The sharp split in our experience between subject and object— between observer and observed— leaves us with the enduring mystery of what is inside and what is outside. A 1997 book stated the dilemma this way: is reality a figment of the mind, or the mind a figment of reality? (Stewart & Cohen, 1997).
But this is a trick question, really, because the very form of the question presupposes a dualism which is false to begin with. Mind and reality cannot be separated; mind should not be conceived as being in opposition to a universe of which is it an inextricable part.
And yet, it is hard for us to directly discern even under the best of circumstances that the world we experience is a state of mind. This has been termed the “root delusion” of mind. It is similar to the idea of ignorance (“avidya”) in Buddhism, and stands in contrast to the wisdom of a non-dual view.
“Man’s mind mirrors a universe that mirror’s man’s mind” (Joseph Chilton Pearce).
The method of inquiry is an awareness practice. When we find ourselves stuck in a subjective hole, we can frame a question… hold it in Presence… and then metaphorically release that mental “?” out into subjective space. In this way, inquiry can be likened to throwing a boomerang: We frame a question and then listen for answers which come back to us in the form of thoughts, insights or happenings.
Zen Roshi Richard Baker told the following story that beautifully illustrates how this process works:
I dreamt I was trying to solve a problem. A brown phone kept ringing in the background, distracting me. Finally, annoyed, I picked it up. The voice on the other end told me the answer to the problem.
In the mystery of unconscious process, it feels as though life is alive and responsive to the questions we ask, and that answers are summoned by our intention to discover something.
[While the roshi’s teaching story conveys the idea of inquiry, it is important to remember that our own answers come in their own time and their own way, and sometimes become known to us only in hindsight and in the light of self-reflection.]
The quality of Therapeutic Presence which is cultivated in mindfulness practice (either therapist’s practice or client’s) is instrumental in deepening therapeutic intimacy. By relaxing into stillness and focusing attention on the felt sense of the now-moment, the healing potential of the therapeutic encounter is amplified.

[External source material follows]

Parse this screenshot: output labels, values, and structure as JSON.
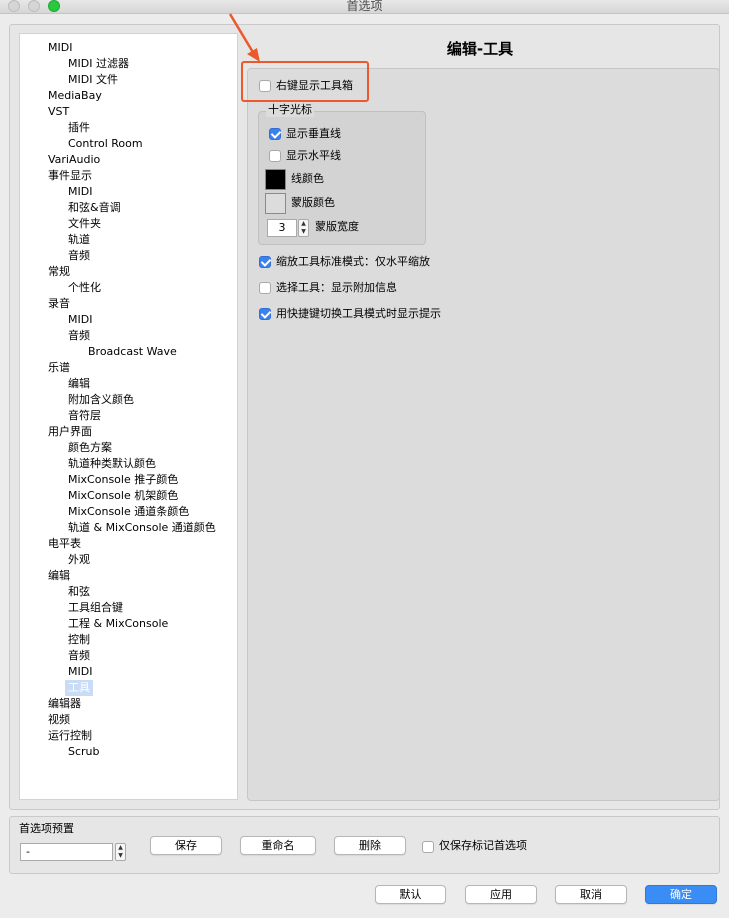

We may think of such presence as the basic experience of being alive and aware, Together.
Presence facilitates the occurrence of “therapeutic now moments”. In my book (cf https://www.amazon.com/-/e/B01N24V17T) , I also call such healing moments “blood moments”, borrowing a metaphor from the Native American ritual in which tribes mixed their blood in a celebration of bonding.
In therapeutic blood moments, new aspects of self come into being.